What is surprising is that so many have been surprised and that so many so-called analysts continue to make point estimates. Crude oil prices have never been easy to forecast very far in the future, except under very stable conditions. And, that difficulty in forecasting also applies to oil companies who have a very strong economic incentive for greater accuracy. The problem is that there is a great deal of uncertainty in the political, economic, and technical factors that can drive price.
In spite of sophisticated models, forecasters too often assume that the near term will be like the present at that influences how they treat economic and political factors. Most important, point estimates for uncertain variables guarantees that an estimate will only be correct by luck. How much the dollar will strengthen or weaken, how companies will respond to rising oil prices, whether shale producers will start drilling or maintain fiscal discipline, how much global growth will occur, whether OPEC producers begin to cheat and how much, how much Iranian and Venezuelan production will fall, and the impact of political risk are all factors that work against point estimates.

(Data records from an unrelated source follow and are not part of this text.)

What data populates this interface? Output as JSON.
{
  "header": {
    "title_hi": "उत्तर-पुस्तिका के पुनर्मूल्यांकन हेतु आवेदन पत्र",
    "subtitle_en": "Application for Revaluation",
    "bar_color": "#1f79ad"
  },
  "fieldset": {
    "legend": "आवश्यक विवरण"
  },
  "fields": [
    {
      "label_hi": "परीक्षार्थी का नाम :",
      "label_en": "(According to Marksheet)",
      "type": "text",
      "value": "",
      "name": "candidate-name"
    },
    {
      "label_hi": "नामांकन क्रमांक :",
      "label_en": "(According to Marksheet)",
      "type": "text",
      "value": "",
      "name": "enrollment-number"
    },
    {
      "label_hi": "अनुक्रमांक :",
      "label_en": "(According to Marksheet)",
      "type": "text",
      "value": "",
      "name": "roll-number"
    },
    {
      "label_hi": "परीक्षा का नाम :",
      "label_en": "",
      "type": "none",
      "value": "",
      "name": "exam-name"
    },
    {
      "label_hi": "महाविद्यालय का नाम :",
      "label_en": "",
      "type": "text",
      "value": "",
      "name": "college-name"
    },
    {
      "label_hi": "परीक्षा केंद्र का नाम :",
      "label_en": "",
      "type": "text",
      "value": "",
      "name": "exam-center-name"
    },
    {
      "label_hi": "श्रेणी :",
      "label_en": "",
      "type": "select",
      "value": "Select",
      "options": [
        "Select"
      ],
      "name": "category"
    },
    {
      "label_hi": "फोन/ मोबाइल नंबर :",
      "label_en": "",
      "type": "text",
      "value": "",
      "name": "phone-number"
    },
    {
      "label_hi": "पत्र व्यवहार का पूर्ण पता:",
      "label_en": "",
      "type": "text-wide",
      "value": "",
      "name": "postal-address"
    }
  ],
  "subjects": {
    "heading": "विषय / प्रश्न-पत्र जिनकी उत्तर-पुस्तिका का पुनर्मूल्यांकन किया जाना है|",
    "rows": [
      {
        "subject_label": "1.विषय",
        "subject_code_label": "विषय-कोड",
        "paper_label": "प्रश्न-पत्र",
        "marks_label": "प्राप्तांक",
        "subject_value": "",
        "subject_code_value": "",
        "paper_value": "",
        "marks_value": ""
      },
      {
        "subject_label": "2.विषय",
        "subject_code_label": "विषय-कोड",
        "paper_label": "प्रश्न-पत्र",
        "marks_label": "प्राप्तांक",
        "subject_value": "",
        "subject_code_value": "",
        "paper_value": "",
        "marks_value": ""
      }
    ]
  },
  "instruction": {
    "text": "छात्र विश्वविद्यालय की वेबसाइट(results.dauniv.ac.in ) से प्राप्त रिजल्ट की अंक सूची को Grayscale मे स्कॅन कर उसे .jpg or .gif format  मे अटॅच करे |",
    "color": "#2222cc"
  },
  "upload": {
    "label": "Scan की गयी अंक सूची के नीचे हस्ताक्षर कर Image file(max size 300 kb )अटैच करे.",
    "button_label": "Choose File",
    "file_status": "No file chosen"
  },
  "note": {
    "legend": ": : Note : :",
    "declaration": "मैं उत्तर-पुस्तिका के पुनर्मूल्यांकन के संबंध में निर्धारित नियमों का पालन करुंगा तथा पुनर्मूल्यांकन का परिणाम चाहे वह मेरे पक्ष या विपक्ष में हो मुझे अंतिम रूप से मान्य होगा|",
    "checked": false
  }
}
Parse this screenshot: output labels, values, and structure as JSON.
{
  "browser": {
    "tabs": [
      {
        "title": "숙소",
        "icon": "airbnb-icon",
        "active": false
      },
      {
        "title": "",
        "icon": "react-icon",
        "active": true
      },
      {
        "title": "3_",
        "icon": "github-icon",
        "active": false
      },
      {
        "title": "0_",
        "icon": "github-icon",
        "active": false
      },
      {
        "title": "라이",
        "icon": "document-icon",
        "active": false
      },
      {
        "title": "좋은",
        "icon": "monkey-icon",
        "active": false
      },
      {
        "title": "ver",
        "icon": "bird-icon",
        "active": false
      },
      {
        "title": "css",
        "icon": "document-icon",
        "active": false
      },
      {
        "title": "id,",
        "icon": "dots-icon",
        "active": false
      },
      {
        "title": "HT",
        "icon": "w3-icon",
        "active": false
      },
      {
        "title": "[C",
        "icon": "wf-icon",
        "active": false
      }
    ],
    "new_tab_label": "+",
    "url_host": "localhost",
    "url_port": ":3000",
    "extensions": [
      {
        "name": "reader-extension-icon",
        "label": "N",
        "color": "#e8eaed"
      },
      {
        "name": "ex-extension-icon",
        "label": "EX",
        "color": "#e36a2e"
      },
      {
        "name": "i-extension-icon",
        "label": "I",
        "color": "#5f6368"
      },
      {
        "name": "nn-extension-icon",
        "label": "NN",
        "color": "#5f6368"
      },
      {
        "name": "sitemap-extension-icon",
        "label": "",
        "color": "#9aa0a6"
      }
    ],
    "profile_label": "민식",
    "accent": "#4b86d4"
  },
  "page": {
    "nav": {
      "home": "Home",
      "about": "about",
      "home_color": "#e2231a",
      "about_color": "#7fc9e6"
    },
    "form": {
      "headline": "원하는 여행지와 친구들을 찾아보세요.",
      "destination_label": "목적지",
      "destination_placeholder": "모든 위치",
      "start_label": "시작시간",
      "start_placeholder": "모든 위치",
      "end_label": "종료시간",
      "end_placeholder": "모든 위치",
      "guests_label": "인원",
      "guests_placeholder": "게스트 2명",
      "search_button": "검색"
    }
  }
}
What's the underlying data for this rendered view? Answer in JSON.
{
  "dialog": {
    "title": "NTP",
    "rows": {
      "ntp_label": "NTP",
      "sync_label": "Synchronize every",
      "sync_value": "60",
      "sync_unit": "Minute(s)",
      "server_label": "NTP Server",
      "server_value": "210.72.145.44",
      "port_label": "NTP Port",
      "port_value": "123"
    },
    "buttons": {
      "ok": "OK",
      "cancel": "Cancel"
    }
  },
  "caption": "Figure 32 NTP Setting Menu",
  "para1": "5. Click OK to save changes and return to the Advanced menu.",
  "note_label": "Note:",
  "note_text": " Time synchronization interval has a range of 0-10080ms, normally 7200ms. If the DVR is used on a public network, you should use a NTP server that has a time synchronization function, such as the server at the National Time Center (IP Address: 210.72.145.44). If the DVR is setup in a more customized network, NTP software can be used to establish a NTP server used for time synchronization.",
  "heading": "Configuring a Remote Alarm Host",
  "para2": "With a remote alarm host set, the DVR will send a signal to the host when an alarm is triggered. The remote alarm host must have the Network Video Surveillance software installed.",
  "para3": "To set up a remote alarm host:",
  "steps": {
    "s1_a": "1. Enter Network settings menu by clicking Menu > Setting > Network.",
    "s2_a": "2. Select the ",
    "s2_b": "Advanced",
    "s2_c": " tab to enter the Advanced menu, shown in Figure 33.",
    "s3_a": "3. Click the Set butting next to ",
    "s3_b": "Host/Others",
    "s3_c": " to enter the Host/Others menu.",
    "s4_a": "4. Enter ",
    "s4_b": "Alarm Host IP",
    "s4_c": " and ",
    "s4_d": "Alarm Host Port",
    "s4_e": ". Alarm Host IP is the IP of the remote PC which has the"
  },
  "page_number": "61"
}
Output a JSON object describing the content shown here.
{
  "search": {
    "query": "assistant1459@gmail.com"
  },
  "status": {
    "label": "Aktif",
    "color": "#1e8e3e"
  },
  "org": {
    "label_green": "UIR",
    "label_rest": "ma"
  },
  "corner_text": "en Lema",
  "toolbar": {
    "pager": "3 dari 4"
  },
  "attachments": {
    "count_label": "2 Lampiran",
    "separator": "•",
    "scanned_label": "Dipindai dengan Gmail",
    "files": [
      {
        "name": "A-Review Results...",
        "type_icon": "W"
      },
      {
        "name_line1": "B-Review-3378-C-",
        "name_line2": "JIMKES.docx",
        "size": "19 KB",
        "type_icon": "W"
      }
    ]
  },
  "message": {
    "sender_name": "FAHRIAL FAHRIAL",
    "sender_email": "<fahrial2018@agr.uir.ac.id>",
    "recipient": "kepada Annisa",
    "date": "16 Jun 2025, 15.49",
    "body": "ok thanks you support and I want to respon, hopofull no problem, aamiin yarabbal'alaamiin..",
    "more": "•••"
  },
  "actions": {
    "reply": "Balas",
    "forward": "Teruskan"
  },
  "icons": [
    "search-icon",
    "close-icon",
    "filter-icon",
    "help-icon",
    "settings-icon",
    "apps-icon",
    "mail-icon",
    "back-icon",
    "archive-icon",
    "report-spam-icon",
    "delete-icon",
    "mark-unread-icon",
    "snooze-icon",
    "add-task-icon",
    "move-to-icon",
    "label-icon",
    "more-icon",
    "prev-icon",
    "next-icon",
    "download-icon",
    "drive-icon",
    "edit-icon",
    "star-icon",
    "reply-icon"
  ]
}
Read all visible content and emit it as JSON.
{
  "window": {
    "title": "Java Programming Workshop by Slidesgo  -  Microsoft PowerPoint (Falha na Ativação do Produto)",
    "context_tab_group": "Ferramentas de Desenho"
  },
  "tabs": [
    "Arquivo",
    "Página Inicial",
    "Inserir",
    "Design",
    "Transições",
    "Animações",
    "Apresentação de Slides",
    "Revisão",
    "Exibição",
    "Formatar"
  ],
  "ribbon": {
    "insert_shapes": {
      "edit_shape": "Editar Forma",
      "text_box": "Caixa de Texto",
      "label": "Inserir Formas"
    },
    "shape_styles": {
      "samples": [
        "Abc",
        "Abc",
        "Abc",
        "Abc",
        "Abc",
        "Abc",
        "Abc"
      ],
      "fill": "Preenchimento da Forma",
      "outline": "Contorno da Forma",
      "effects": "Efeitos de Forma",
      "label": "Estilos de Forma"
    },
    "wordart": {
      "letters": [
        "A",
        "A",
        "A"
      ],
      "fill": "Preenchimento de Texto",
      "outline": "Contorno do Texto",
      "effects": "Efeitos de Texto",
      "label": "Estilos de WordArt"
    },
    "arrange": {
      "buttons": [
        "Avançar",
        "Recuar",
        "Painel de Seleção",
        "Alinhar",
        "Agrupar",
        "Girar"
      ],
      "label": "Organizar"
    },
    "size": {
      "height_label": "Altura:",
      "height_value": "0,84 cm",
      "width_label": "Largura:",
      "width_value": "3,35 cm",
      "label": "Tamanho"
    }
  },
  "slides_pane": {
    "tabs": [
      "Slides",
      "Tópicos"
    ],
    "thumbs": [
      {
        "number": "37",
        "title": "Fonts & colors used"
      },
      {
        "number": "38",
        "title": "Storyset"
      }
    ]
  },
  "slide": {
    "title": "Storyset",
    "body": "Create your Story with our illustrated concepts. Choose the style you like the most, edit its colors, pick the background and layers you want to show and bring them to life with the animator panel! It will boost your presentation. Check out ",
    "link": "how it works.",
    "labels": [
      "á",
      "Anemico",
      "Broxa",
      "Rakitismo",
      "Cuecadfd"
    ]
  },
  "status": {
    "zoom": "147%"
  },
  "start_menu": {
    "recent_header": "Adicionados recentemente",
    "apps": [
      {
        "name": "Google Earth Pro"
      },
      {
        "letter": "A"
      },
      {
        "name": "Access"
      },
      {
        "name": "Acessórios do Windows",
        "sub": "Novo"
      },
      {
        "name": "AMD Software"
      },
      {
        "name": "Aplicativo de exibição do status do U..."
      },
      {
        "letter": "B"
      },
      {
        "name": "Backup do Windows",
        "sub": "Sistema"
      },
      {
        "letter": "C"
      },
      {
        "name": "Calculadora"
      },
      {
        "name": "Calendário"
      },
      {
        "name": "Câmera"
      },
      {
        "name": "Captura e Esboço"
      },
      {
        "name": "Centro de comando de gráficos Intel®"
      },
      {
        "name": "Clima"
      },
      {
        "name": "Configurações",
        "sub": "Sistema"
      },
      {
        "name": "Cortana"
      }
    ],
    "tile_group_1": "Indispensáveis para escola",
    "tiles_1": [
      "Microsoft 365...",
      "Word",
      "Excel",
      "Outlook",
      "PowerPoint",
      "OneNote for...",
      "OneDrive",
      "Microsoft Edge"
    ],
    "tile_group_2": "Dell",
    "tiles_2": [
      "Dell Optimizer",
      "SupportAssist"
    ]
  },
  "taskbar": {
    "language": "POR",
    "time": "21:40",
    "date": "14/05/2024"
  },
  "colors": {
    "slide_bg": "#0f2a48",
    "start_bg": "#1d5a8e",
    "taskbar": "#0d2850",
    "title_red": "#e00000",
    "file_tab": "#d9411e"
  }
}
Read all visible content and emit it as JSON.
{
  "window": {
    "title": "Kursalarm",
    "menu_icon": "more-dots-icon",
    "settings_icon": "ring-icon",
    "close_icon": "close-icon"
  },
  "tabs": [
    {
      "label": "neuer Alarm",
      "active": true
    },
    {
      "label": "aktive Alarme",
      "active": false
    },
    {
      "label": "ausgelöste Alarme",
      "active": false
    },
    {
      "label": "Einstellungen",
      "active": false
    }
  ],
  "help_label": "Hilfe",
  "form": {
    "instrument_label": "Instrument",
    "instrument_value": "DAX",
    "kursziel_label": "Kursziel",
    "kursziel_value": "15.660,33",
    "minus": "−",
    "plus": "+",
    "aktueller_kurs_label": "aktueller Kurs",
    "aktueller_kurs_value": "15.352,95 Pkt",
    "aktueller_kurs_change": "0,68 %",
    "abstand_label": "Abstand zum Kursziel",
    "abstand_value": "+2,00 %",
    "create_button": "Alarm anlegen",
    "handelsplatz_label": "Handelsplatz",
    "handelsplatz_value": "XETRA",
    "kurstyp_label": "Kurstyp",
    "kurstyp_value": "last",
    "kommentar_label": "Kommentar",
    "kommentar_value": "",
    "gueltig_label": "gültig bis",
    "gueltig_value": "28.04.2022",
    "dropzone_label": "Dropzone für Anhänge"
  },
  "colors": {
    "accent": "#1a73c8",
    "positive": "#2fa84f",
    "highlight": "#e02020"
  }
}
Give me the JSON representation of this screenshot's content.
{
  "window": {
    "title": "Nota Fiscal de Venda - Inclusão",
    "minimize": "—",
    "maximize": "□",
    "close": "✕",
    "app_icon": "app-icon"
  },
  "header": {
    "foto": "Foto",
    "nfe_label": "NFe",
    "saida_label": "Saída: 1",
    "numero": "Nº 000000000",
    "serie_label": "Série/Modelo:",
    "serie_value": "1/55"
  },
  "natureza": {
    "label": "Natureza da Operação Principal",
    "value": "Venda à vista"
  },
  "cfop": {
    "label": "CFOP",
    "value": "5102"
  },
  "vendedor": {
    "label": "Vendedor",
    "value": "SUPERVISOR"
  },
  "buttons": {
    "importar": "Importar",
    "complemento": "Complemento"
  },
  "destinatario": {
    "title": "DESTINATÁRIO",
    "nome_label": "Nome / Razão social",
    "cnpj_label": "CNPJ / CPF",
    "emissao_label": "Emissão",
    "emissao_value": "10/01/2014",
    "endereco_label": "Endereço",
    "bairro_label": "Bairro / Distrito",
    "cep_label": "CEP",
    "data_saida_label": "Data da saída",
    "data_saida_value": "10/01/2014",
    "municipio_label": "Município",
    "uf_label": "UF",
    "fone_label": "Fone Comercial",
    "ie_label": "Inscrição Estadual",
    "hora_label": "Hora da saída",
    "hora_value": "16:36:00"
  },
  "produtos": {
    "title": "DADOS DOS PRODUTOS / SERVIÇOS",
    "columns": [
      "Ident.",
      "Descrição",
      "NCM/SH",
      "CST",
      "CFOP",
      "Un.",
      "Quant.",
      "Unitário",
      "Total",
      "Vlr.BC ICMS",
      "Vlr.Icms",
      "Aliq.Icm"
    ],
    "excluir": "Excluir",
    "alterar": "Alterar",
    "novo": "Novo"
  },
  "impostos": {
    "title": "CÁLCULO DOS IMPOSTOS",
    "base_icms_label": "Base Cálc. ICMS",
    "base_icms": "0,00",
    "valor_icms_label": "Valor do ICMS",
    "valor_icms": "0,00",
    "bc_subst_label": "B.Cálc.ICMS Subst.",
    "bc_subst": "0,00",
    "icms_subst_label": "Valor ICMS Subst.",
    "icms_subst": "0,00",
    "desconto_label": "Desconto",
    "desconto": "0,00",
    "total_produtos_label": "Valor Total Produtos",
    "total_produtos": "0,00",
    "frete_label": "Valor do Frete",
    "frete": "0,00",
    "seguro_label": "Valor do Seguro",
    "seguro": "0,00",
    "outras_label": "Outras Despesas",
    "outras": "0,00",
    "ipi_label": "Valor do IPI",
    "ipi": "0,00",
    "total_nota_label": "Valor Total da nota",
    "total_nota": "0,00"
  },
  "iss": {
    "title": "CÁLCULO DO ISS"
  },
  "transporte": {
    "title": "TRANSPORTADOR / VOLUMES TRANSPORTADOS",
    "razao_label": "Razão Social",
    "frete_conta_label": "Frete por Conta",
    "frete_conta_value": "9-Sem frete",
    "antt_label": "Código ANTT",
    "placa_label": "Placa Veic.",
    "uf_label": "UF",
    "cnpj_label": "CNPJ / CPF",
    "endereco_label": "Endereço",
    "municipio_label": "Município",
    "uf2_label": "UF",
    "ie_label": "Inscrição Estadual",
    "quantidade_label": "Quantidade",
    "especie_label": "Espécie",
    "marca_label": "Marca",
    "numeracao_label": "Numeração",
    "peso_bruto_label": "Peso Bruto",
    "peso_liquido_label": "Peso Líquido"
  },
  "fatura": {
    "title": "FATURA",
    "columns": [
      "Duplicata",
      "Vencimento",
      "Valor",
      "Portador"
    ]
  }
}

Bill Gilmer, Director of the Institute for Regional Forecasting, in a recent Forbes article made the obvious point that the world is dynamic; forecasts are static in that they are based on information available at the time they are made. It is one thing to use available data to look ahead; it is something else to pretend to divine the future with relative precision. Gilmer points out that “it doesn’t take big headlines to upset the forecast. The global crude oil market depends on the politics of dozens of producing countries, economic cycles in consumer countries and a vast infrastructure of pipes, ships and refineries. Even if we account for the known issues correctly, we could list 1,000 or more low-probability events that could push our forecast off course. … if these events are independent of each other, the chance that at least one will significantly and unexpectedly affect the oil market within a year is 1-(.999)1000 or 63.2%.”
Oil price forecasts would be more credible if they provided ranges reflecting uncertainty. Otherwise, forecasting is a “Mugs Game,” an exercise in futility.